WATERVILLE, Maine — A TikTok video shared earlier this month shows Jay Coelho dancing, playfully dropping to the ground and twerking under the figurative weight of Waterville.
Coelho — known as @therealmainemayor on the app — is the actual mayor of Waterville and uses that handle to promote his city through TikTok.
When he isn’t using the short-form video app to entertain himself, Coelho creates content that spreads positivity about his community. His clever approach allows him to interact with city residents and Mainers and to share with viewers from faraway places what Waterville has to offer.
Coelho has even produced videos to help the city recruit police officers and paramedics, and he plans to do it for other departments. He has attracted nearly 29,000 followers, and each week he opens his app surprised to see 500 to 700 new ones, he said.
“Waterville isn’t what people remember, he said. “Ten or 15 years ago, the city was boarded up on Main Street. That’s not it today. It’s an inclusive community that’s growing. Streets are being redone, new businesses are moving to town. There’s a different energy now. We have hope. I want to spread that.”
Coelho — who was elected mayor in November 2020 and began his duties at the start of 2021 — originally joined TikTok because he was curious about what his children were up to online.
He began producing goofy videos, sometimes with his kids, and some content evolved to flaunt his beloved Waterville. Coelho, 44, has worked his way up to posting nearly daily in the past seven or eight months, he said.
Sometimes the videos are purely for laughs — like when he used compressed air to achieve “big hair energy,” resulting in a softer version of his signature spiked hair — and other times they focus on Waterville and its attractions and the life of a Maine mayor.
Viewers will often cheer him on in the comments or inquire about who’s hiring in Waterville. Unsurprisingly, they give him a hard time too.
Coelho also shares messages about race, equality, women’s rights and other topics.
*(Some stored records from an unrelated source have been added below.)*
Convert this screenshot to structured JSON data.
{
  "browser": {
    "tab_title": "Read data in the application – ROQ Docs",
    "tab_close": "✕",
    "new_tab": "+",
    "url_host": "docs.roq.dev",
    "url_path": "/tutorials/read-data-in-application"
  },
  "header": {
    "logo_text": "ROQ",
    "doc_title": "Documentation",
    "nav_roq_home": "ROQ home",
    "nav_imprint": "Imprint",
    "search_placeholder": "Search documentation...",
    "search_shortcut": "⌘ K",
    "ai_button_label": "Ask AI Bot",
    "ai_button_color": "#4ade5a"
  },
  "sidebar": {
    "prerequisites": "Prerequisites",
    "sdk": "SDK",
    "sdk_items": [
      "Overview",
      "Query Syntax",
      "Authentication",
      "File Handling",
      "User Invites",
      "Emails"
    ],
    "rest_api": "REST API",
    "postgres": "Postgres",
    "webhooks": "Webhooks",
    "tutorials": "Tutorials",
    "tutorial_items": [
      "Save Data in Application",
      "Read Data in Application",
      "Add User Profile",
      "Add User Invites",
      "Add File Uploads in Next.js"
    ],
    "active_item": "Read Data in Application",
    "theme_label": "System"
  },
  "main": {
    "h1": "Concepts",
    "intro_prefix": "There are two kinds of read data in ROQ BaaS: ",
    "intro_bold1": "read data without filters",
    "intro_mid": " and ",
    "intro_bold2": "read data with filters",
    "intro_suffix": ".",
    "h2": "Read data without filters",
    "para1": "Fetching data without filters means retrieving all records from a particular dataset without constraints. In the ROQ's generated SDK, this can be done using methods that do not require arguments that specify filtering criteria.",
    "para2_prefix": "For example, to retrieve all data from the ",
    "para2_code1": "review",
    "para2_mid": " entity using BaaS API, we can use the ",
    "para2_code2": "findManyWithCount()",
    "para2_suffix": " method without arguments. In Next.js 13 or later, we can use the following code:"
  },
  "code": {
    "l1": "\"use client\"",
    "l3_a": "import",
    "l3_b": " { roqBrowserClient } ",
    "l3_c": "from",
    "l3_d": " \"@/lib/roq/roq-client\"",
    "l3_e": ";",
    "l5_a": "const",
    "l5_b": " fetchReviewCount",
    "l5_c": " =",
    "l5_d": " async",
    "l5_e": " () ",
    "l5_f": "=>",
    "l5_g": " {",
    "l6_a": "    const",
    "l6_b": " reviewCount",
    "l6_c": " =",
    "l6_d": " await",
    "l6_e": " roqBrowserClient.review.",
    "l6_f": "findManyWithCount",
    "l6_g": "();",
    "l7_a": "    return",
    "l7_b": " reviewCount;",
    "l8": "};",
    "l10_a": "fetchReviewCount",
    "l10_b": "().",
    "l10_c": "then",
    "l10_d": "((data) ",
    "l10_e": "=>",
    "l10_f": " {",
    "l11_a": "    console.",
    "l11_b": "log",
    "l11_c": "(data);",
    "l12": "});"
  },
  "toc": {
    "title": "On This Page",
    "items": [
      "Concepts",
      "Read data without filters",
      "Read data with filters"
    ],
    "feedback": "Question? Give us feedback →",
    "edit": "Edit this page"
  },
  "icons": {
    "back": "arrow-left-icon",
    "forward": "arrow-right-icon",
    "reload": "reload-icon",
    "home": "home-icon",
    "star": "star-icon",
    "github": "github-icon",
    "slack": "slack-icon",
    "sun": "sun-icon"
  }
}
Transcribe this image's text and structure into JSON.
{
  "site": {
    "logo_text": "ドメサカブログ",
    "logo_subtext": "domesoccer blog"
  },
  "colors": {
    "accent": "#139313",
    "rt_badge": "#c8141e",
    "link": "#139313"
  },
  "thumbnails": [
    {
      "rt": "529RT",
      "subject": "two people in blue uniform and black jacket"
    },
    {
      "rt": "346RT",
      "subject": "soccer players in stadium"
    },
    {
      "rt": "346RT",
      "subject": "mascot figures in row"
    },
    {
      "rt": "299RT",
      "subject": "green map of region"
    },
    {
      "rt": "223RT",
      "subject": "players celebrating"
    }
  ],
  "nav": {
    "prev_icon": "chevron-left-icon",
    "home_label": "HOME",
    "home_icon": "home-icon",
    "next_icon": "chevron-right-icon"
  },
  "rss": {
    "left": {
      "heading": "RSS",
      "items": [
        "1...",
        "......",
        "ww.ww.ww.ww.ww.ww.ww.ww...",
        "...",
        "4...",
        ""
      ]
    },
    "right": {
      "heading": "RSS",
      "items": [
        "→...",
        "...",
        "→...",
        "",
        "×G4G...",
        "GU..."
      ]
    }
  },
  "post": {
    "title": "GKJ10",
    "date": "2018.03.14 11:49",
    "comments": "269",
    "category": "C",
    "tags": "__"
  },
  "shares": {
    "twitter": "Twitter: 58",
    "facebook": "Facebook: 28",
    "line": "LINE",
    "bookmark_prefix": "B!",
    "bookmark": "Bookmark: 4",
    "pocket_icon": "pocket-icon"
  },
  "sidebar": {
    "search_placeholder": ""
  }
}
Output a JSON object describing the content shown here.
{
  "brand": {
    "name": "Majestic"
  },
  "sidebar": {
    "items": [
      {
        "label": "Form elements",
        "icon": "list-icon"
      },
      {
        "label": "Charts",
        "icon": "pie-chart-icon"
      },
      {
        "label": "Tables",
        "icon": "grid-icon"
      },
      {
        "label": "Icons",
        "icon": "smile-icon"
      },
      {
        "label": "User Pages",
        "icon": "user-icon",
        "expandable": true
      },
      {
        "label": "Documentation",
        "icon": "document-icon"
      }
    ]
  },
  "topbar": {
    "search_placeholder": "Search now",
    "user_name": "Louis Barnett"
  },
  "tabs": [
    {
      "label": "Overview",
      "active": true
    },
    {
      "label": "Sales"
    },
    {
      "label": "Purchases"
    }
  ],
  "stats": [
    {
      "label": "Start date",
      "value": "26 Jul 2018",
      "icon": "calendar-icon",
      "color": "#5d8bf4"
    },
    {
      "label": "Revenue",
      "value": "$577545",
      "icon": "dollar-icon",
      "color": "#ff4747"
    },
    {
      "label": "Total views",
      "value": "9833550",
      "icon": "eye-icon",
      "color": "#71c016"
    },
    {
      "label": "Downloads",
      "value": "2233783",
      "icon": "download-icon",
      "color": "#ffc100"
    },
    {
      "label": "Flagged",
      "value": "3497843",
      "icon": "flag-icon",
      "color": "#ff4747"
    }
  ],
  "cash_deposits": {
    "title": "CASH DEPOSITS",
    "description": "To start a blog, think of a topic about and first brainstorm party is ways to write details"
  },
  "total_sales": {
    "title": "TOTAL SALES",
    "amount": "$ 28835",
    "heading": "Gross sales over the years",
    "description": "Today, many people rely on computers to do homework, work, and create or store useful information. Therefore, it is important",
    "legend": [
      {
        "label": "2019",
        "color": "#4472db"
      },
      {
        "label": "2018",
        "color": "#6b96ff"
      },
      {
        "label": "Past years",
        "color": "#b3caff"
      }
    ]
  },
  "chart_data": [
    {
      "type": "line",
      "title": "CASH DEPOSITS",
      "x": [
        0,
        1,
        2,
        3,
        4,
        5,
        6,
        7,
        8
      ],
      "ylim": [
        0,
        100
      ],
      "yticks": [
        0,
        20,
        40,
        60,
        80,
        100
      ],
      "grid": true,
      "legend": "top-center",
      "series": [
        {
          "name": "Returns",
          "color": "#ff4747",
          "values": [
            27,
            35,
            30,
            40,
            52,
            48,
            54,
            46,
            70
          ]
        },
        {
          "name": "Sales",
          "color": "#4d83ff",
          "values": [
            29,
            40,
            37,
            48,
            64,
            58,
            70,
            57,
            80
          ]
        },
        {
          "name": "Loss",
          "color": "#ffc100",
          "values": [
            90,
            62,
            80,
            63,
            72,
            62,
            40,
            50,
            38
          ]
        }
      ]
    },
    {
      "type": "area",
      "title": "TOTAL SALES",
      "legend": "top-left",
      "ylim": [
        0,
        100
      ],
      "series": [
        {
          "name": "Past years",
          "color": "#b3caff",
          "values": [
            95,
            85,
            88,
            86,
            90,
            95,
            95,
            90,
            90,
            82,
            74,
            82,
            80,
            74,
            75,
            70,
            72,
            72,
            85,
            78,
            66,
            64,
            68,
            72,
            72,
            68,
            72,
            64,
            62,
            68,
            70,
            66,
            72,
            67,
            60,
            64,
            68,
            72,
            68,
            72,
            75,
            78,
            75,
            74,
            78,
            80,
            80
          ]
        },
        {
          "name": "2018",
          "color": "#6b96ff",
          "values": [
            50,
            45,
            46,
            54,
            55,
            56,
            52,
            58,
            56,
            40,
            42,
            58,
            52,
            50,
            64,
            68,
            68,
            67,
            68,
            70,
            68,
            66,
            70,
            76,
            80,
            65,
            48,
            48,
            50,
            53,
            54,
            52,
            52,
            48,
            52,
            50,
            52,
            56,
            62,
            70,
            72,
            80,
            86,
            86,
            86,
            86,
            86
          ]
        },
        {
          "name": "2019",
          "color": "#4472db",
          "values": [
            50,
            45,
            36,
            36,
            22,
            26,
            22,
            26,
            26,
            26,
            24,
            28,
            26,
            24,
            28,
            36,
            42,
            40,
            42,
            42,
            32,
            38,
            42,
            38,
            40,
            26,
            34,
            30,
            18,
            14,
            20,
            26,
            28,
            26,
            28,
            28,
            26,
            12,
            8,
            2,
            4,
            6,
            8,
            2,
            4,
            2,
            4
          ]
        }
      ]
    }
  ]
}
When a draft of the U.S. Supreme Court’s ruling on Roe v. Wade leaked, he donned a “Hands off her uterus” T-shirt and said women should be free to make their own choices alongside their doctors.
Coelho also shared a snippet of a City Council meeting where he voiced his support for the LGBTQ community and encouraged its members to get in touch if they needed a safe space.
He spent two days with Waterville police officers, shooting a video that gives a behind-the-scenes look at what it’s like to work for the city’s police department, all in hopes of attracting applicants to fill vacancies. Naturally, the 1987 song “Bad Boys” from TV show “Cops” bops in the background, and Charlie Puth’s “One Call Away” plays in another version. Scenes include officers training with firearms and the department’s police dog, Riggs, who joined the crew earlier this year.
Coelho is from East Cambridge, Massachusetts, and moved to Waterville in 2010 because his ex-wife grew up in the area, and it was a good place to raise their family. Coelho served on the City Council in 2018, lost his seat and then returned as mayor after defeating challenger Phil Bofia.
“Honestly, I wanted to know how things were happening in and around,” he said about his run for mayor. “I’ve always been a research person and inquisitive.”
Once the real work began, Coelho recognized it wasn’t so simple to implement fresh ideas and changes. “You realize you’re one of seven people,” he said, “and you can’t do anything alone. It was a crash course on realizing how to bridge the gap.”
From Coelho’s office window at You Broke It, his cellphone and computer repair company downtown, he sees his other office at city hall, he said. The mayor also owned Grub Bakery on College Avenue, but he closed it this year to renovate and convert the building into three housing units. It’s what the city needs most at this moment, he said.
Coelho wants more families with children to move to Waterville. He sees opportunities, current and future, for his kids and other people’s kids. And he advocates so strongly for his city online because he genuinely believes in what lies ahead, especially with downtown revitalization underway.
“My kids are here,” he said. “My roots are here. You don’t plant a tree for it not to grow.”
In response to a snarky comment that said Coelho “looks like he’s about to try to sell me bootleg DVDs and hair gel,” the mayor took the chance to respond and showcase a downtown business. He takes viewers inside Holy Cannoli on Main Street, orders one of every mini cannoli on the menu, and brings the desserts to workers at city hall.
“When someone is snarky, I like to give it back a little bit,” he said. “TikTok is really to entertain me. I watch my TikToks probably more than anyone else does.”
In one TikTok, the mayor shows off Waterville’s RiverWalk at Head of Falls, which overlooks the Kennebec River. In another, Coelho pokes fun at a person who called Waterville “a dump with small pockets of nice homes,” and gives viewers a quick tour of the city, highlighting the new Lockwood Hotel, people dining outside, the Paul J. Shupf Art Center being built, playgrounds, the municipal pool and other locations.
No city is perfect, he acknowledges in the video, but this city? This city is home, he says.